Helping hands

There's an expectation these days that when someone is given help they automatically assume that they should repay that assistance, whether by cash, goods, or by doing a favour in return.
Indeed, a lot of people do expect to be compensated for their help, even if it's just a matter of a couple of beers.
I'm not like that. If I can help someone, I'll do it because it's the right thing to do.

There's a movement known as 'Pay it forward' which is about doing things for others with no reward other than the hope that the person who has been helped goes on to do the same thing for others.
This is all well and good, but sometimes the attitude of those who practice this is that if they do these things, they will be repaid in some way in the future; like collecting on some sort of cosmic debt.
I have a problem with this way of thinking.
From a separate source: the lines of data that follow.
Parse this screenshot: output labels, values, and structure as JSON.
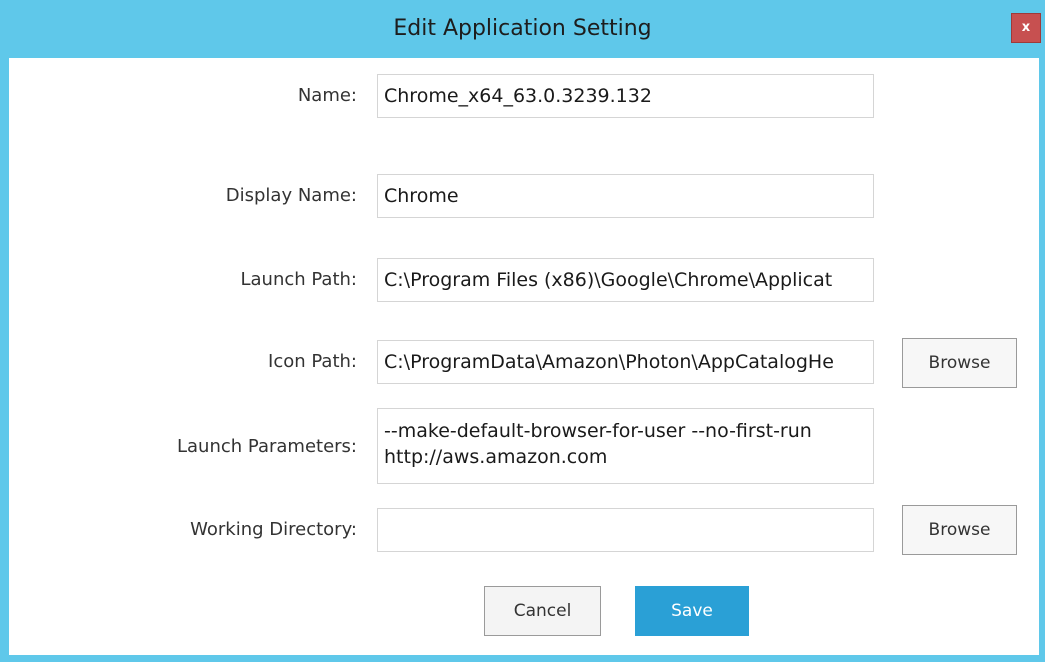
{
  "dialog": {
    "title": "Edit Application Setting",
    "close_label": "x"
  },
  "form": {
    "name": {
      "label": "Name:",
      "value": "Chrome_x64_63.0.3239.132"
    },
    "display_name": {
      "label": "Display Name:",
      "value": "Chrome"
    },
    "launch_path": {
      "label": "Launch Path:",
      "value": "C:\\Program Files (x86)\\Google\\Chrome\\Applicat"
    },
    "icon_path": {
      "label": "Icon Path:",
      "value": "C:\\ProgramData\\Amazon\\Photon\\AppCatalogHe"
    },
    "launch_parameters": {
      "label": "Launch Parameters:",
      "value": "--make-default-browser-for-user --no-first-run http://aws.amazon.com"
    },
    "working_directory": {
      "label": "Working Directory:",
      "value": ""
    }
  },
  "buttons": {
    "browse_icon": "Browse",
    "browse_working_dir": "Browse",
    "cancel": "Cancel",
    "save": "Save"
  },
  "colors": {
    "titlebar": "#5fc8ea",
    "close": "#c75050",
    "save": "#2aa0d6"
  }
}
To my mind the whole concept of 'Pay it forward' should be completely selfless. Sure I have no problem picking and choosing who or when I help, but when I do it's never with any expectation that it will come back to me.
While I firmly believe in karma, I certainly don't see it as a sort of savings account where you put good deeds in so you can draw them out later when you're going through a bad patch or just fancy a bit of good luck.
If I did, I'd be out there helping the needy every weekend in the hope that one day I'll have saved enough credit for Melissa Fumero to suddenly appear at my door feeling horny and wearing nothing but a big smile.
Nice idea, but I don't think it works like that.

I like it when I'm in a position to help someone because it makes me feels useful. I like being able to make a positive difference to someone's day. Not because I enjoy basking in some warm glow of self-righteousness, but because I believe that in these dark days of rampant me-ism it's good to spread a little humanity.
There's far too much greed and self-interest around - so many people who frankly couldn't give a toss about anyone else as long as they're alright, and I find that very sad.
So when I decide to help someone, the only thing I hope for in return is that that person goes on to help someone else in whatever way they're able to, thus passing on the good deed.
Under all the world-weary cynicism I wear on the outside, I still cling tightly to the hope that there are enough decent people around to ensure that all those bastards who devote their lives to being shitty to others don't ever win.